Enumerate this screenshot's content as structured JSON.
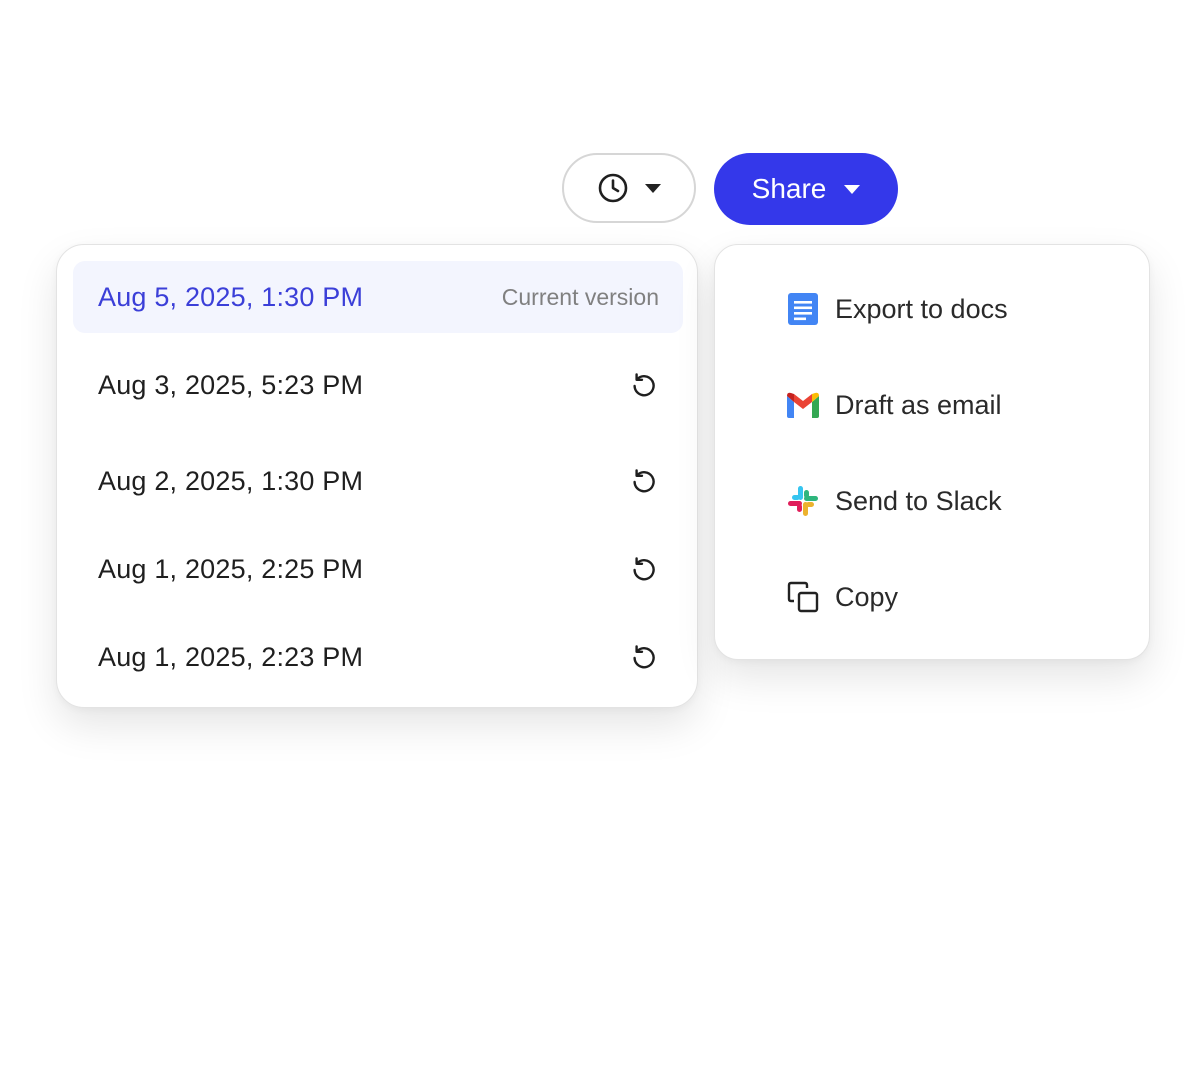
{
  "toolbar": {
    "history_icon": "clock-icon",
    "share_label": "Share",
    "accent_color": "#3438ea"
  },
  "history": {
    "items": [
      {
        "date": "Aug 5, 2025, 1:30 PM",
        "meta": "Current version",
        "current": true
      },
      {
        "date": "Aug 3, 2025, 5:23 PM",
        "icon": "restore-icon"
      },
      {
        "date": "Aug 2, 2025, 1:30 PM",
        "icon": "restore-icon"
      },
      {
        "date": "Aug 1, 2025, 2:25 PM",
        "icon": "restore-icon"
      },
      {
        "date": "Aug 1, 2025, 2:23 PM",
        "icon": "restore-icon"
      }
    ]
  },
  "share_menu": {
    "items": [
      {
        "label": "Export to docs",
        "icon": "google-docs-icon"
      },
      {
        "label": "Draft as email",
        "icon": "gmail-icon"
      },
      {
        "label": "Send to Slack",
        "icon": "slack-icon"
      },
      {
        "label": "Copy",
        "icon": "copy-icon"
      }
    ]
  }
}
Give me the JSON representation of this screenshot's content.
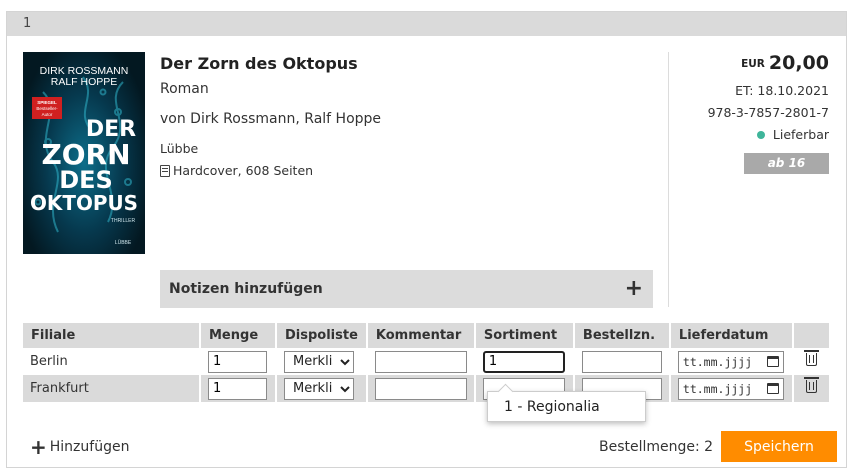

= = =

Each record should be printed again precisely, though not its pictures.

» Reply to the exercise:
Enumerate this screenshot's content as structured JSON.
{
  "toolbar": {
    "history_icon": "clock-icon",
    "share_label": "Share",
    "accent_color": "#3438ea"
  },
  "history": {
    "items": [
      {
        "date": "Aug 5, 2025, 1:30 PM",
        "meta": "Current version",
        "current": true
      },
      {
        "date": "Aug 3, 2025, 5:23 PM",
        "icon": "restore-icon"
      },
      {
        "date": "Aug 2, 2025, 1:30 PM",
        "icon": "restore-icon"
      },
      {
        "date": "Aug 1, 2025, 2:25 PM",
        "icon": "restore-icon"
      },
      {
        "date": "Aug 1, 2025, 2:23 PM",
        "icon": "restore-icon"
      }
    ]
  },
  "share_menu": {
    "items": [
      {
        "label": "Export to docs",
        "icon": "google-docs-icon"
      },
      {
        "label": "Draft as email",
        "icon": "gmail-icon"
      },
      {
        "label": "Send to Slack",
        "icon": "slack-icon"
      },
      {
        "label": "Copy",
        "icon": "copy-icon"
      }
    ]
  }
}
Give me the JSON representation of this screenshot's content.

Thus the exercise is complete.